The Dallas Morning News was kind enough to run an article on Dr. Dan Wallace and the Center for the Study of New Testament Manuscripts. Here's a link to the article. I got to meet Dr. Wallace his hand when I was in Washington D.C. for a meeting in 2006. He is passionate about the word of God, founding the Center for the Study of the New Testament Manuscripts. That's him, seated at the desk, photographing manuscripts in a library in Constantinople (Istanbul, Turkey). (Incidentally, take special note of what brand computer he's using - you'll notice it's a MAC! :-)) He'll be on sabbatical next school year photographing manuscripts in Europe and Asia Minor. Incidentally, he's going to be in New Orleans at that lecture I spoke to you about last week.
One of the questions I get when I discuss this with people is "Darin, what do these pictures look like and what do you do with them?" Below, you'll find a couple of pictures giving you an idea of what kind of photos we're using, both taken by Dr Wallace's group.
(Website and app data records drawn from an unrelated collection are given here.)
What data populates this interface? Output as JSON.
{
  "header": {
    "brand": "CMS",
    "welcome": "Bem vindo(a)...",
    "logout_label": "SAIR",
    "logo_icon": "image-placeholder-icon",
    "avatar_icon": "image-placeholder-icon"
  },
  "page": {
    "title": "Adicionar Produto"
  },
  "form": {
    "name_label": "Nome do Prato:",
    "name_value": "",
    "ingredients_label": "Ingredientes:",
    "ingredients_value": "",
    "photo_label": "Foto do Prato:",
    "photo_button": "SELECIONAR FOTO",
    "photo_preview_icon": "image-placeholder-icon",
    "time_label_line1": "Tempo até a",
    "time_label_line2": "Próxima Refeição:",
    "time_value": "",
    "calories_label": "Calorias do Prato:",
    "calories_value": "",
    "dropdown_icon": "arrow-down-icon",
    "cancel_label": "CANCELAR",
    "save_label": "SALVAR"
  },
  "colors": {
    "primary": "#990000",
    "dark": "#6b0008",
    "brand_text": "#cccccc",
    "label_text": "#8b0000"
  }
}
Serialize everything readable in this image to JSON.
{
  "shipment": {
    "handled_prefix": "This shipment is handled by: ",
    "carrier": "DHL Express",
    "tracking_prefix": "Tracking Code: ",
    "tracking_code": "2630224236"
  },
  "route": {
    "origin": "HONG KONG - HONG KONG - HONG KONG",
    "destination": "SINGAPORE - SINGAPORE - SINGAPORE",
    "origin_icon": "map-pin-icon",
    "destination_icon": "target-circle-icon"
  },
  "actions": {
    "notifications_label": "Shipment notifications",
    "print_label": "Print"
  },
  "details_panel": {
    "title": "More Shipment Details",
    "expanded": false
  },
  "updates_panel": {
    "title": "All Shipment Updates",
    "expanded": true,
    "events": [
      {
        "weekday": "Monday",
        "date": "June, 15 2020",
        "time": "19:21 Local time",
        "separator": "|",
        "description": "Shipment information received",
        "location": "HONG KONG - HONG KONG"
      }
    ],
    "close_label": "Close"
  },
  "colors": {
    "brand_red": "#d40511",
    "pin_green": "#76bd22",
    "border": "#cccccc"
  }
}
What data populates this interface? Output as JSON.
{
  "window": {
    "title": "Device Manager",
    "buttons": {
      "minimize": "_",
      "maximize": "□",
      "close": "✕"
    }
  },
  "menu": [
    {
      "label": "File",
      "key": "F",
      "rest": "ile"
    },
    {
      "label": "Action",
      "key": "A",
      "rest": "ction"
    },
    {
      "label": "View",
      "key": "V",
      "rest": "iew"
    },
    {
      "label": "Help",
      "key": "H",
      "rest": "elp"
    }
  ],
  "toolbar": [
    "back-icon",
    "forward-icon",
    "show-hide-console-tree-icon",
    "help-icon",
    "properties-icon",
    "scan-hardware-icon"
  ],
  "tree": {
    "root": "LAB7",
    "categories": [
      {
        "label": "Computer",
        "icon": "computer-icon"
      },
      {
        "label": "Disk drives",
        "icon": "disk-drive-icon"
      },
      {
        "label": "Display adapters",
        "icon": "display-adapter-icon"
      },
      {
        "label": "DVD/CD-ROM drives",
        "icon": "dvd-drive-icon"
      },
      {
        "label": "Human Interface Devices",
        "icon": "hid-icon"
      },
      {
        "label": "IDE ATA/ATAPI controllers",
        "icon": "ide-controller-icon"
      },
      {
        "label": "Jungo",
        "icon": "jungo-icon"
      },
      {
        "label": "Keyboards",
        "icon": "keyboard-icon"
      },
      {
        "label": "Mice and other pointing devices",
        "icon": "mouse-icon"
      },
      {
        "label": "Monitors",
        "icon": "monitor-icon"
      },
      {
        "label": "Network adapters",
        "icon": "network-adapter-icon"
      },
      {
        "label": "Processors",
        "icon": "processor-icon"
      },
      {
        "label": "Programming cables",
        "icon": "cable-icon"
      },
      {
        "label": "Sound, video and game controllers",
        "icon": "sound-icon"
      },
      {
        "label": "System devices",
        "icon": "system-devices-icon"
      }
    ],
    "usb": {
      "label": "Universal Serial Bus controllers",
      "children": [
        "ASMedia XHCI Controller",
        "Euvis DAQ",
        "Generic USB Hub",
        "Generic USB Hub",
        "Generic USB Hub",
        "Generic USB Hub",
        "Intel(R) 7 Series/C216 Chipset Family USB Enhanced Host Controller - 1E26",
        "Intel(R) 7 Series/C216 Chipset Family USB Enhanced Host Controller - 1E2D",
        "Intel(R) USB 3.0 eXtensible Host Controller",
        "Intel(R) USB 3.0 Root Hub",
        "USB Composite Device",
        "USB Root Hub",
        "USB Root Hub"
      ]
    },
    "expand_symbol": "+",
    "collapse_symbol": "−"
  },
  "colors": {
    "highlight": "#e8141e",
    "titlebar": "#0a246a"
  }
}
The first one is a general shot, giving conceptualization of the size of the documentation and identifying characteristics. In other words, this is a codex (Latin term we use meaning "book") not a scroll and not papyrus. Second, it appears to be paper as opposed to parchment. The drawings at the top of the page and the illustrations provided in it are occassionally interesting so it's never a bad idea to check those out. The real finds are in the text itself, obviously.
In the text close, up, we notice the text is from Paul (the large letter on the far left is a "P" followed by the "AW" which is actually "au" - you get the idea. I won't bore you with a full breakdown but let's just say this is a page from Romans 1. Dr. Wallace dates this in the 12th century, sort of mid-range date-wise. Not early, but not terribly late either. There you have it! A primer on New Testament Greek Textual Criticism!